tags: archaeology, Neanderthal, National Geographic, tumors, fibrous dysplasia
A benign bone tumor that afflicts modern-day humans has now been found in one of our ancestors: a Neanderthal more than 120,000 years old.
The discovery of a fibrous dysplasia in a Neanderthal rib is the earliest known bone tumor on record, predating other tumors by more than 100,000 years. The rib, recovered from a site in Krapina, Croatia, indicates that Neanderthals were susceptible to the same types of tumors modern-day humans get, despite living in a remarkably different environment.
"They didn't have pesticides, but they probably were sleeping in caves with burning fires," says David Frayer, an anthropologist at the University of Kansas and the co-author of a new paper about the discovery. "They were probably inhaling a lot of smoke from the caves. So the air was not completely free of pollutants—but certainly, these Neanderthals weren't smoking cigarettes."...
comments powered by Disqus
- Rubio Surges Into Second In New Hampshire
- Branstad Says Cruz Ran ‘Unethical’ Campaign
- Christie Highlights Santorum’s Endorsement of Rubio
- Portman Comes Out Against Trade Deal
- Megyn Kelly Gets a Book Deal
- A Big List of the Bad Things Clinton Has Done
- An Unambiguous Sign Sanders Won Last Night’s Debate
- Still Friends at the End
- Quote of the Day
- Trump Still Leads as Clinton Slips
- Clinton Can’t Shake Image as Wall Street’s Friend
- Maddow Doesn’t See Sanders Winning
- Why Does the Media Still Shield Chelsea Clinton?
- Bush Jokes His Mother May Have Abused Him
- Rubio Closes the Gap in New Hampshire
- Tourism spot for Colonial Williamsburg shocks some New Yorkers during Super Bowl 50 for use of 9/11 attack footage
- We asked 6 political scientists if Bernie Sanders would have a shot in a general election
- The price of oil has plummeted and with it Russia’s finances
- Legal scholars at Harvard debate Cruz’s eligibility to serve as president
- Has one of Sally Hemings’s siblings been neglected by history unfairly?
- Retired historian George Dennison remains on the payroll at the U. of Montana while faculty are cut
- The Atlantic profiles exciting ways to teach history
- LDS Church has gone from 0 to 4 historians specializing in women’s history

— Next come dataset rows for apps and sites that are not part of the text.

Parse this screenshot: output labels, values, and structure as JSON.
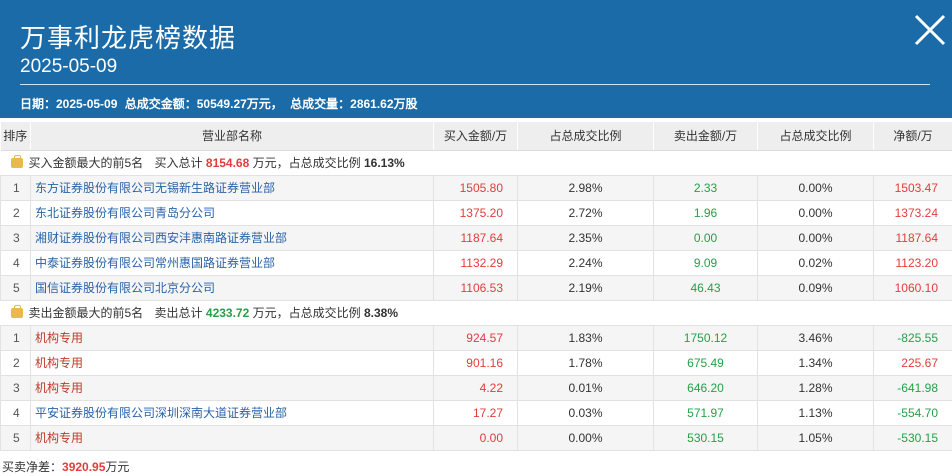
{
  "header": {
    "title": "万事利龙虎榜数据",
    "date": "2025-05-09",
    "summary_date": "日期：2025-05-09",
    "summary_amount": "总成交金额：50549.27万元，",
    "summary_volume": "总成交量：2861.62万股"
  },
  "columns": [
    "排序",
    "营业部名称",
    "买入金额/万",
    "占总成交比例",
    "卖出金额/万",
    "占总成交比例",
    "净额/万"
  ],
  "buy_group": {
    "label": "买入金额最大的前5名",
    "total_label": "买入总计",
    "total": "8154.68",
    "unit_text": "万元，占总成交比例",
    "ratio": "16.13%"
  },
  "buy_rows": [
    {
      "idx": "1",
      "name": "东方证券股份有限公司无锡新生路证券营业部",
      "buy": "1505.80",
      "buy_pct": "2.98%",
      "sell": "2.33",
      "sell_pct": "0.00%",
      "net": "1503.47"
    },
    {
      "idx": "2",
      "name": "东北证券股份有限公司青岛分公司",
      "buy": "1375.20",
      "buy_pct": "2.72%",
      "sell": "1.96",
      "sell_pct": "0.00%",
      "net": "1373.24"
    },
    {
      "idx": "3",
      "name": "湘财证券股份有限公司西安沣惠南路证券营业部",
      "buy": "1187.64",
      "buy_pct": "2.35%",
      "sell": "0.00",
      "sell_pct": "0.00%",
      "net": "1187.64"
    },
    {
      "idx": "4",
      "name": "中泰证券股份有限公司常州惠国路证券营业部",
      "buy": "1132.29",
      "buy_pct": "2.24%",
      "sell": "9.09",
      "sell_pct": "0.02%",
      "net": "1123.20"
    },
    {
      "idx": "5",
      "name": "国信证券股份有限公司北京分公司",
      "buy": "1106.53",
      "buy_pct": "2.19%",
      "sell": "46.43",
      "sell_pct": "0.09%",
      "net": "1060.10"
    }
  ],
  "sell_group": {
    "label": "卖出金额最大的前5名",
    "total_label": "卖出总计",
    "total": "4233.72",
    "unit_text": "万元，占总成交比例",
    "ratio": "8.38%"
  },
  "sell_rows": [
    {
      "idx": "1",
      "name": "机构专用",
      "buy": "924.57",
      "buy_pct": "1.83%",
      "sell": "1750.12",
      "sell_pct": "3.46%",
      "net": "-825.55"
    },
    {
      "idx": "2",
      "name": "机构专用",
      "buy": "901.16",
      "buy_pct": "1.78%",
      "sell": "675.49",
      "sell_pct": "1.34%",
      "net": "225.67"
    },
    {
      "idx": "3",
      "name": "机构专用",
      "buy": "4.22",
      "buy_pct": "0.01%",
      "sell": "646.20",
      "sell_pct": "1.28%",
      "net": "-641.98"
    },
    {
      "idx": "4",
      "name": "平安证券股份有限公司深圳深南大道证券营业部",
      "buy": "17.27",
      "buy_pct": "0.03%",
      "sell": "571.97",
      "sell_pct": "1.13%",
      "net": "-554.70"
    },
    {
      "idx": "5",
      "name": "机构专用",
      "buy": "0.00",
      "buy_pct": "0.00%",
      "sell": "530.15",
      "sell_pct": "1.05%",
      "net": "-530.15"
    }
  ],
  "footer": {
    "label": "买卖净差：",
    "value": "3920.95",
    "unit": "万元"
  },
  "icons": {
    "close": "close-icon",
    "group": "bag-icon"
  },
  "colors": {
    "header_bg": "#1a6ba8",
    "up": "#e43c3c",
    "down": "#26a046",
    "link": "#2a62a8"
  }
}
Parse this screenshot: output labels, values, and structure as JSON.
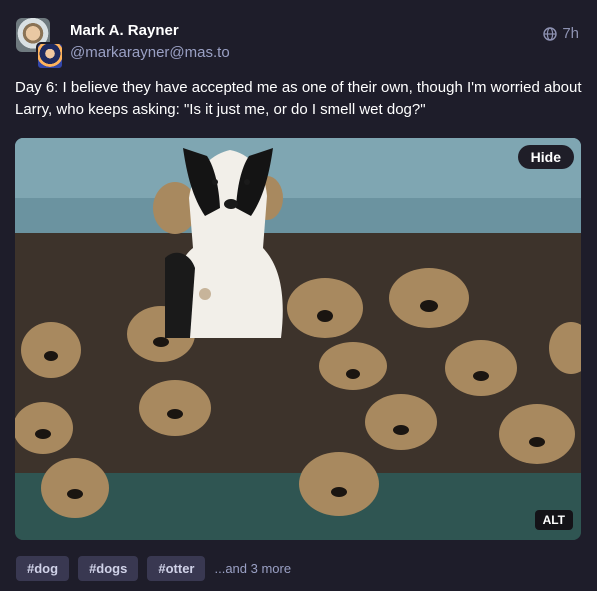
{
  "author": {
    "display_name": "Mark A. Rayner",
    "handle": "@markarayner@mas.to"
  },
  "post": {
    "time": "7h",
    "visibility_icon": "globe-icon",
    "text": "Day 6: I believe they have accepted me as one of their own, though I'm worried about Larry, who keeps asking: \"Is it just me, or do I smell wet dog?\""
  },
  "media": {
    "hide_label": "Hide",
    "alt_label": "ALT"
  },
  "hashtags": [
    "#dog",
    "#dogs",
    "#otter"
  ],
  "more_tags": "...and 3 more"
}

- American Historical Association protests Turkey’s crackdown on historians and other academics who signed a a petition critical of the Turkish government
- Israeli historian Yair Auron lays out details of a massacre in 1948